■ Assignment: If a line in the data below contains the word "Erelonen", copy it out.

■ Extracted information:
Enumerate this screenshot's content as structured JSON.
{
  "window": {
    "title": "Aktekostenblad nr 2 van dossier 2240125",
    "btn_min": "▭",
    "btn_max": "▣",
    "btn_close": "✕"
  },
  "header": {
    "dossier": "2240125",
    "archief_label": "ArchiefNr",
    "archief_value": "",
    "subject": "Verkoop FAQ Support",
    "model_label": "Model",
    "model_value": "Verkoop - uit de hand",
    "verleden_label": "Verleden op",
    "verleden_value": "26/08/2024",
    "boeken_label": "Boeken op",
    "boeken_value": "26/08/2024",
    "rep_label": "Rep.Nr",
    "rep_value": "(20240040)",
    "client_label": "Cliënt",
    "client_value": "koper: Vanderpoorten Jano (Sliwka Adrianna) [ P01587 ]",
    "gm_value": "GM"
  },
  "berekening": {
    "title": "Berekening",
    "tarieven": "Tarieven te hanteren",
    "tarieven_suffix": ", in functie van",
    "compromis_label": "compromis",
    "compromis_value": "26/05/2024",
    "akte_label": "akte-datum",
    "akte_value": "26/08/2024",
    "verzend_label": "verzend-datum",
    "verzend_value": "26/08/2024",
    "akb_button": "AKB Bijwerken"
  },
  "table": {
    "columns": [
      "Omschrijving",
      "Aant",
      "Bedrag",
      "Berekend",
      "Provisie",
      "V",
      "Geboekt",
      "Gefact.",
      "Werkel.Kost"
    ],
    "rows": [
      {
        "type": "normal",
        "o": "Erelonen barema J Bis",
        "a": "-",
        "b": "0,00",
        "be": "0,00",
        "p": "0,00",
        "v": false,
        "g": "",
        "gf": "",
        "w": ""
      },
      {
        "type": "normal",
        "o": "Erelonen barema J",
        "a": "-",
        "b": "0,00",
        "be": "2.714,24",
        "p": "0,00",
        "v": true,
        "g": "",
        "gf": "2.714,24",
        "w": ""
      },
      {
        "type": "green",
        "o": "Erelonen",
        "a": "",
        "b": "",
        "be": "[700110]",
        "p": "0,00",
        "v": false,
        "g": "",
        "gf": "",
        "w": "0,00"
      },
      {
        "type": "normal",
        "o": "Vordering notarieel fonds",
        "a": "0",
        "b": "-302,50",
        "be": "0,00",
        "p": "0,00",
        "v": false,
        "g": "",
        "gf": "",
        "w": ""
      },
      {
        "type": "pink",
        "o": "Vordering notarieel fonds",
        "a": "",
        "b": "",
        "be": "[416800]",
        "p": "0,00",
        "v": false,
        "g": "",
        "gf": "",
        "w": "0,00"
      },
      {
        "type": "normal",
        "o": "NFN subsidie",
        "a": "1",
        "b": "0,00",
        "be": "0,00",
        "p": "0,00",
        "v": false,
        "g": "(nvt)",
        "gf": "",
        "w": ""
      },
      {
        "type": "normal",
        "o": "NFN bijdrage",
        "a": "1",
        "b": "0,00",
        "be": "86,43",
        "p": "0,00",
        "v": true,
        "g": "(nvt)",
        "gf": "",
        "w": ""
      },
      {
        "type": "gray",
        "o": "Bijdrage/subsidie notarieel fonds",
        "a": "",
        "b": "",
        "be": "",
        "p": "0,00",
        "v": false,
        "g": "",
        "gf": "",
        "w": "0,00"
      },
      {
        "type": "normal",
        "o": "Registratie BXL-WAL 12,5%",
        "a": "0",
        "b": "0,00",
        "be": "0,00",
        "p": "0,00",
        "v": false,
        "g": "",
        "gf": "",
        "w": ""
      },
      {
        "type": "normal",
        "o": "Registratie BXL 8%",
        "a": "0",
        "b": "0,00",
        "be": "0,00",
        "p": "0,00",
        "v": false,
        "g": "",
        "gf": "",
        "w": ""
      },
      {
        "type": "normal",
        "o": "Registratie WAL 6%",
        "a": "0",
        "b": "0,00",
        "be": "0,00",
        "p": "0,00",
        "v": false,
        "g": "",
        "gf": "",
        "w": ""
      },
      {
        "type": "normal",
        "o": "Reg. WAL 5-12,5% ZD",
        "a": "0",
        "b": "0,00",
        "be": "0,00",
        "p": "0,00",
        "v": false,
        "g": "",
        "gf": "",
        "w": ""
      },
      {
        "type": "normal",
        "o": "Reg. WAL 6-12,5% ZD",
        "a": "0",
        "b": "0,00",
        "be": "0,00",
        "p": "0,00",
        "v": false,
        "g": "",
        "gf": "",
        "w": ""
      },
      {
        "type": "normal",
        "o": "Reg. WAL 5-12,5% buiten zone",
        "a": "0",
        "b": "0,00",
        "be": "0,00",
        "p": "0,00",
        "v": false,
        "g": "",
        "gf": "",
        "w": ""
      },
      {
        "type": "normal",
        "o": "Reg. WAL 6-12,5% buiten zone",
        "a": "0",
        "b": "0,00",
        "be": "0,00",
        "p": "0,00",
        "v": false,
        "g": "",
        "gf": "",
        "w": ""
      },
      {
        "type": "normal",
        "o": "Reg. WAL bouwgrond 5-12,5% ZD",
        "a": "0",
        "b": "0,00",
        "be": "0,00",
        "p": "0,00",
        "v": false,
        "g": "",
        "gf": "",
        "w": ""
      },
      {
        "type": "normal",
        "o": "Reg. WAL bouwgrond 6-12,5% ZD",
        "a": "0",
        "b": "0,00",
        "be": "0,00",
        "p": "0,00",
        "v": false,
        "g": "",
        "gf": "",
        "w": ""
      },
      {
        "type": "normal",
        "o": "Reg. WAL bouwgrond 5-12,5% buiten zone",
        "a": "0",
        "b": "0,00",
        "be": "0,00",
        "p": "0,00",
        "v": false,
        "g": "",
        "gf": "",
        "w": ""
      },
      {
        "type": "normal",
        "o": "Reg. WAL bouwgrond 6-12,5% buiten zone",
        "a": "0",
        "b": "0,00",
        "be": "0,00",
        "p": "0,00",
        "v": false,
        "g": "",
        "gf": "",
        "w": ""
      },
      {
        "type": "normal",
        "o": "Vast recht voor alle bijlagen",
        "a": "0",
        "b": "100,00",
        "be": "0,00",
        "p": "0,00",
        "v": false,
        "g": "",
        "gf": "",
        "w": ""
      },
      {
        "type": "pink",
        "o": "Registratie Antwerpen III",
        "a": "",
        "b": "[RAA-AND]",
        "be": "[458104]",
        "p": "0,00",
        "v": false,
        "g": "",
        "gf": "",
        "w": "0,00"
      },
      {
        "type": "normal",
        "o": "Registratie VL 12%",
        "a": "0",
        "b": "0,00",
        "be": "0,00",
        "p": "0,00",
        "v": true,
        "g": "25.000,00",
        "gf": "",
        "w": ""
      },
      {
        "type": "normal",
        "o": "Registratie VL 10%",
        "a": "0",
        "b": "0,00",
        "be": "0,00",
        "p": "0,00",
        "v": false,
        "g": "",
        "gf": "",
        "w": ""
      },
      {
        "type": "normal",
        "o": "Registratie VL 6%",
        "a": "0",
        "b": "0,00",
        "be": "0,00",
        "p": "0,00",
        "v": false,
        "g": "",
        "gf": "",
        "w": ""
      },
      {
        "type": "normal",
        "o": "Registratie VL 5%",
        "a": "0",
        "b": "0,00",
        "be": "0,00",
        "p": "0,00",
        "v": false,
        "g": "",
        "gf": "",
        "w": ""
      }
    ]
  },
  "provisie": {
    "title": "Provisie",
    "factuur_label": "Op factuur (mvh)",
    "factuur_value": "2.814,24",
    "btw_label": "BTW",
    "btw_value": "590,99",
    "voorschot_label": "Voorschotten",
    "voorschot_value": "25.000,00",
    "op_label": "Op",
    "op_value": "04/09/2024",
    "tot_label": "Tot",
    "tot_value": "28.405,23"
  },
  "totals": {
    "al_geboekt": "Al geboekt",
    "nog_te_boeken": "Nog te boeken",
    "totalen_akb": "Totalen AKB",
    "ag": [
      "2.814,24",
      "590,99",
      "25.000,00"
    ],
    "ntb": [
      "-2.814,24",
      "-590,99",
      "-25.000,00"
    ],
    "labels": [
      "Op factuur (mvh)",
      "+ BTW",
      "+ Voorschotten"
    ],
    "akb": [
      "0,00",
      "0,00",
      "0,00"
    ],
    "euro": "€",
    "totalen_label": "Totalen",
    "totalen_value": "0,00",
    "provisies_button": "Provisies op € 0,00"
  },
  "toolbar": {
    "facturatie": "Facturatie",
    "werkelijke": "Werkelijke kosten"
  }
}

■ Result:
        "o": "Erelonen barema J Bis",
        "o": "Erelonen barema J",
        "o": "Erelonen",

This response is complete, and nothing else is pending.